Maver  remains firmly at the forefront of pole innovation and technology, the poles below are all recommended and chosen for the varying price range which should accommodate anglers of all skill levels and have also been chosen for their varying price ranges:

Maver Competition 201

Maver 201

The best mid-priced pole Maver have ever produced. The Maver Competition 201 is outstanding at 13M, unbelievable at 14.5M and excellent at 16M. At 11.5M weighing in at a featherweight 618 grms, and at 13M an incredible 868 grms. Supplied with at 16M as standard with a total of 6 kits including the top 3 housed inside the fishing pole.

Pole Special features

  • Magic steps & Sun cure (AFS) finish
  • Teflon joints & Clean caps
  • Nanolith technology & Put over joints
  • Telescopic top 2 match kit
  • Rated to 10 elastic with match kits
  • Rated 12-20 elastic with power kits

Pole Supplied with:

  • 2 x Power kits
  • 2 x Match Top 3 kits
  • Cupping Kit & cups
  • Mini extension
  • Pole bag and DVD

Maver Competition 101

Maver 101

For the price tag this pole is advertised at the Competition 101 fishing pole is nothing short of remarkable.

Featuring the same technology found on models costing more than £2000. Features such as Magic steps, Fusion, Sun Core AFS finish, Teflon joints and Nanolith impregnated fibres have never been available at this price level before. Supplied at 13M as standard the 101 weighs just 696 grms at 11.5M and only 932grms at 13M.

Pole Special features

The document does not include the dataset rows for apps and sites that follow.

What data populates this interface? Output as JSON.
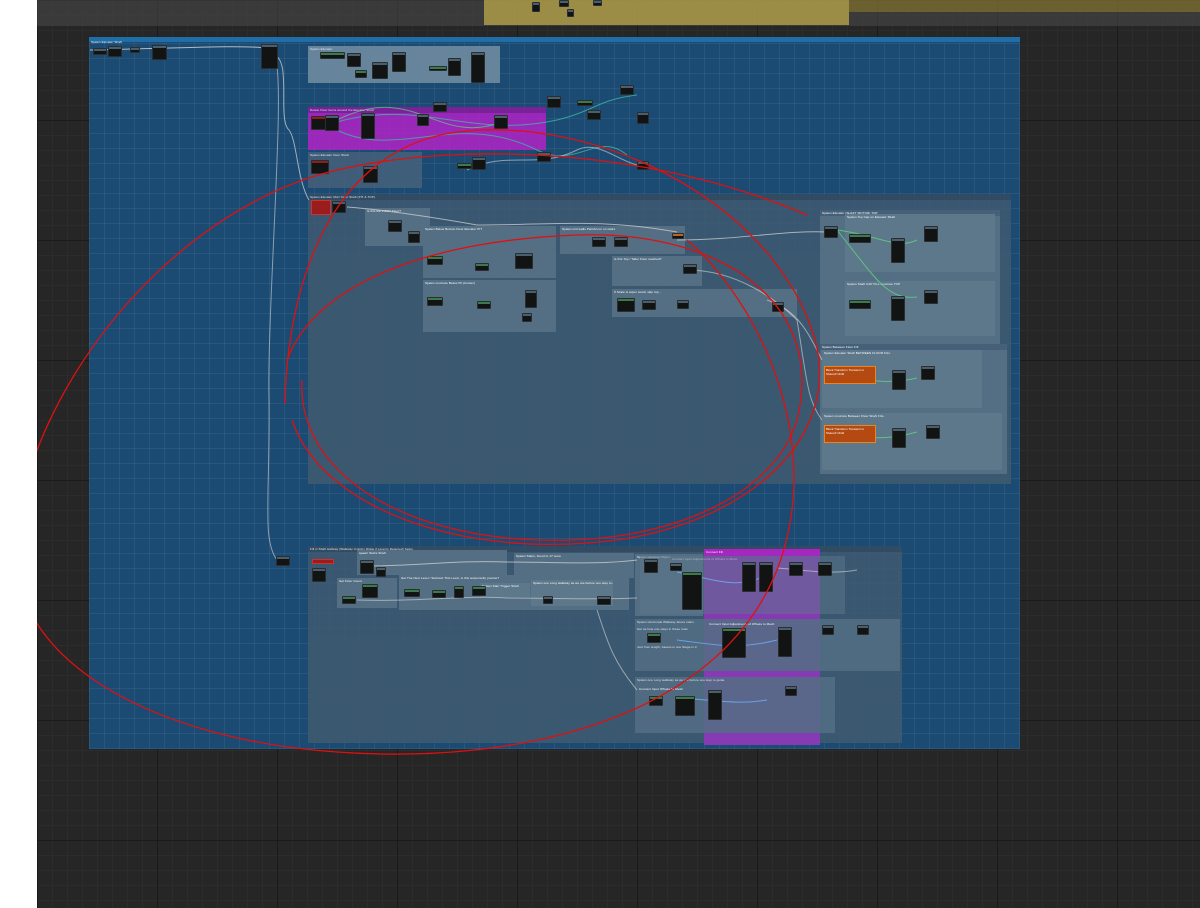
{
  "colors": {
    "canvas_bg": "#262626",
    "main_comment": "#1b4a73",
    "sub_comment": "#3f5a70",
    "magenta_comment": "#b023c7",
    "purple_region": "#8a39b6",
    "yellow_region": "#c4b14a",
    "wire_white": "#d8d8d8",
    "wire_green": "#5fd67c",
    "wire_teal": "#3fb6a2",
    "annotation_red": "#e01010"
  },
  "comments": {
    "main": "Spawn Elevator Shaft",
    "top_box": "Spawn Elevator",
    "magenta": "Delete Floor Items around the Elevator Shaft",
    "floor_shaft": "Spawn Elevator Door Shaft",
    "mid": "Spawn Elevator Mid / Door Shaft (PIT & TOP)",
    "first_floor": "Is this the FIRST Floor?",
    "below_floor": "Spawn Below Bottom Floor Elevator PIT",
    "sub_walls": "Spawn mid walls Pan/Armor on stairs",
    "spawn_walls": "Spawn concrete Below Pit (bottom)",
    "top_floor": "Is this Top / Taller Floor reached?",
    "floor_top": "Spawn Elevator (SHAFT MOTOR) TOP",
    "top_cap": "Spawn Top Cap on Elevator Shaft",
    "shaft_fill": "Spawn Shaft CAP FILL concrete TOP",
    "reach_top": "If Scale is super small, skip top...",
    "between": "Spawn Between Floor Fill",
    "door_shaft": "Spawn Elevator Shaft BETWEEN FLOOR FILL",
    "between_concrete": "Spawn concrete Between Floor Shaft FILL",
    "fill_walkway": "Fill in Shaft Hallway (Walkway to Entry Ridge if Level is Required) Setup",
    "walkway_shaft": "spawn Stairs Shaft",
    "stairs_shaft": "Spawn Stairs, found to 17 more",
    "stairs_node": "Spawn Handrail Object",
    "connect_fill": "Connect Fill",
    "check_floor": "Get Floor Count",
    "get_floor": "Get The Next Level / Subtract This Level, is this temporarily precise?",
    "walkway_floor": "Spawn one Long walkway as we are before one step to guide",
    "landing": "Spawn Stair Trigger Shaft",
    "handrail": "Spawn Horizontal Walkway above stairs",
    "handrail_note": "Get as how one stays in these rows",
    "handrail_len": "Just from length, based on one Stage in 3 steps",
    "long_walkway": "Spawn one Long walkway as we are before one step to guide",
    "ref_walkway": "Connect Input Adjustments of Offsets to Mesh",
    "ref2": "Connect Input Adjustments of Offsets to Mesh",
    "ref3": "Connect Input Offsets To Mesh"
  },
  "node_labels": {
    "is_first": "Branch",
    "greater": "Offset Index is 0 Lighting",
    "mod": "Offset Index is 0 Lighting",
    "add_int": "Add to Int",
    "offset_idx": "Offset Idx",
    "warn1": "Block Transform Transient is Shared! Child",
    "warn2": "Block Transform Transient is Shared! Child",
    "hallway": "Spawn Hallway / Stairs Building on Bottom Floor",
    "gate": "Spawn Hallway / Stairs Building on Bottom Floor"
  }
}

  • Magic steps & Sun cure (AFS) finish
  • Nanolith technology
  • Rated to 10 elastic with match kits
  • Rated to 12-20 elastic with power kits

Pole Supplied with:

  • 3 x Power kits
  • Cupping kit & cups
  • Mini extension
  • Pole bag and DVD

Maver N25 14.5m

Maver N25

The Maver N25 fishing pole is extremely stiff, has a fast rapidity of action and is beautifully balanced. Supplied as standard with the revolutionary ‘SUN CORE’ finish

Maver N25 Fishing Pole

A perfect all-round fishing pole that is at home on canals, lakes and rivers, but showing its true colours when carp are the target. Weighing just 665 grams at 11.5M and just 910 grams at 13M. This fantastic pole is the best value high performance fishing pole available.

Pole Special Features

  • 9 section Mandrel Technology
  • Wide Bore Tips
  • Put Over Joints
  • Telescopic Top 2 match kit
  • Sun Core
  • Teflon Joints
  • Rated to 10 elastics with match kits fitted
  • Rated to 12/20 hollow elastics with power kits fitted
  • High quality Pole holdall and user guide DVD

Trakker Trident Bivvy

November 4, 2008 by  
Filed under Carp Fishing Gear

Trakker Trident Fishing Bivvy

From reviewing my fishing bivvy advice, I have researched a few Bivvies, one shelter which slightly differs from my considerations is the Trakker Trident Bivvy from Fishtec. This is because its an open faced bivvy, so you can easily get out of the Bivvy when the bite alarm goes off.

Trakker Trident Fishing Bivvy

Trident is the all new bivvy from Trakker. The perfect solution for anglers wanting the freedom of an openfaced bivvy but without compromising the security and protection you get from a fully enclosed bivvy. Like our Armo range of bivvies the Trident is made from groundbreaking Aquatexx material that’s over 40% stronger than conventional nylon fabrics. Those who know buy Armo.

  • New 3 section two break pole system. Allows much quiicker erection/breakdown
  • Now fits easily into a quiver
  • Removable peak
  • Removeable (zip off) front
  • Trident is a 1 man bivvy, size 2.3m x 2.8m
  • Compatible with all existing Armo 1 man wraps
  • Can be used as a day shelter, or with the addition of a super extended wrap, an emergency 2 man bivvy.
  • Trident image shown with frame support – sold separately